Programming is a delicate art, and one which is difficult to get right. However, it is one of Simon Rattle’s fortes, and this was clearly evident in Friday night’s concert. Both works on the programme, Brett Dean’s The Last Days of Socrates and Michael Tippett’s A Child of Our Time are large-scale oratorios dealing with difficult subject matter, and it is highly unusual to pair such works. But they both share one overarching theme: hope in the face of adversity. Though full of despair and sorrow, it is hope that draws both works to a close. I was originally concerned that this concert would be heavy and overly bleak, but the final moments are so uplifting that you feel cleansed of what came before.

Sir John Tomlinson, Sir Simon Rattle and Brett Dean with the Berliner Philharmoniker © Sebastian Haenel
Sir John Tomlinson, Sir Simon Rattle and Brett Dean with the Berliner Philharmoniker
© Sebastian Haenel

Brett Dean, a former violist with the Berliner Philharmoniker, is a composer with an uncompromising vision and a unique voice, and his music always has a clear message, a truly intense energy, and a solid emotional core. The Last Days of Socrates is in many ways typical of his works, drawing on a whole range of musical and extra-musical imagery to create a dramatic concert work, a true oratorio in a Handelian sense.

The work is full of contrasts, from the almost inaudible opening to the seat-shaking start of the second part, and both the Berliner Philharmoniker and the Berlin Radio Choir really bring these to the fore. Dean’s focus on texture and timbre plays to the orchestra’s flexibility both as an ensemble and as soloists. His total mastery of the instrumentation is clear from the many new and novel sounds which are often untraceable to any specific instrument, produced by unusual combinations and modern playing techniques. So often such things are gimmicky or incongruous, but Dean gives them meaning and works them into the integral structure of the work.

The choir are a joy to listen to, not only because of their excellent English, but because of the variety in their sound, and the depth of the emotions which they bring to the music. However, most impressive of all was Sir John Tomlinson, who not only sang, but acted the part of Socrates. His rich, deep bass voice couldn’t be more suited to the role, and his gentle and wise stage manner complements it perfectly. Dean said in the pre-concert talk that Tomlinson sung the music as though he’d been singing it all his life and truer words have never been uttered.
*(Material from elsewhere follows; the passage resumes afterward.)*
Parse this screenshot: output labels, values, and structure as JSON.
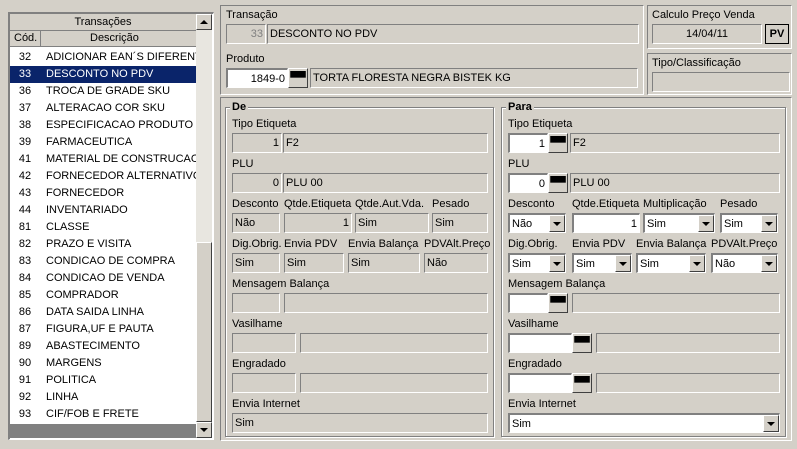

After the interval came Michael Tippett’s A Child of Our Time. In recent years many critics have taken a strong stance against Tippett and his music, accusing him of incoherence, but no such accusations could be made in light of this performance. Tippett’s literary and musical description of the evil which dwells within us all, and the hope for post-war humanity, was delivered as an utterly clear message. As in first half, the enlarged chorus, prepared by the renowned Simon Halsey, sung with wonderful English and a real engagement with the text, and clarity of sound which few choirs ever achieve.

Alto soloist Sarah Connolly has a richness in her voice which is perfectly suited to the English alto repertoire. Tippett’s alto is a wise and grounded figure, who comforts in times of need without losing herself to hysteria: a role which Connolly perfectly takes on. And the contrast to Sally Matthews’ portrayal of the mother could not be more intense. Matthews is not only a wonderful singer, but a brilliant actor, and brings all her operatic experience to this difficult dramatic oratorio part. There was not a moment where she was not fully ensconced in the music, and the colours of her incredible voice were truly moving to. John Tomlinson, back for the second half, was just as at home here as in the Dean, and his anchoring presence as narrator really came across, never impersonal, but always calm and centred. American tenor Matthew Polenzani sadly didn’t shine with the other soloists, often out-sung or out-played by his fellow performers.

The orchestra, under the baton of Sir Simon Rattle, played with such a broad emotional range, supporting the soloists and chorus at every turn, but bringing so much more depth. Rattle led the whole ensemble through the work with a close attention to detail, but also with a thoroughly personal approach. The performance was full of strongly felt emptions, but never resorting to sentimentality, and the Negro spirituals – so often incongruous against Tippett’s modernist style – were taken unusually fast. In Rattle’s hands they felt like the true culmination of the music which came before, an integral part of the whole.

Tippett’s retelling of Herschel Grynszpan’s shooting of a German official in 1938 and the subsequent events of Kristallnacht deliberately uses language in a way that makes the specific universal. These performers’ conviction to this music’s emotion achieves the impressive task of making this universalism personal, speaking directly to the audience.

****1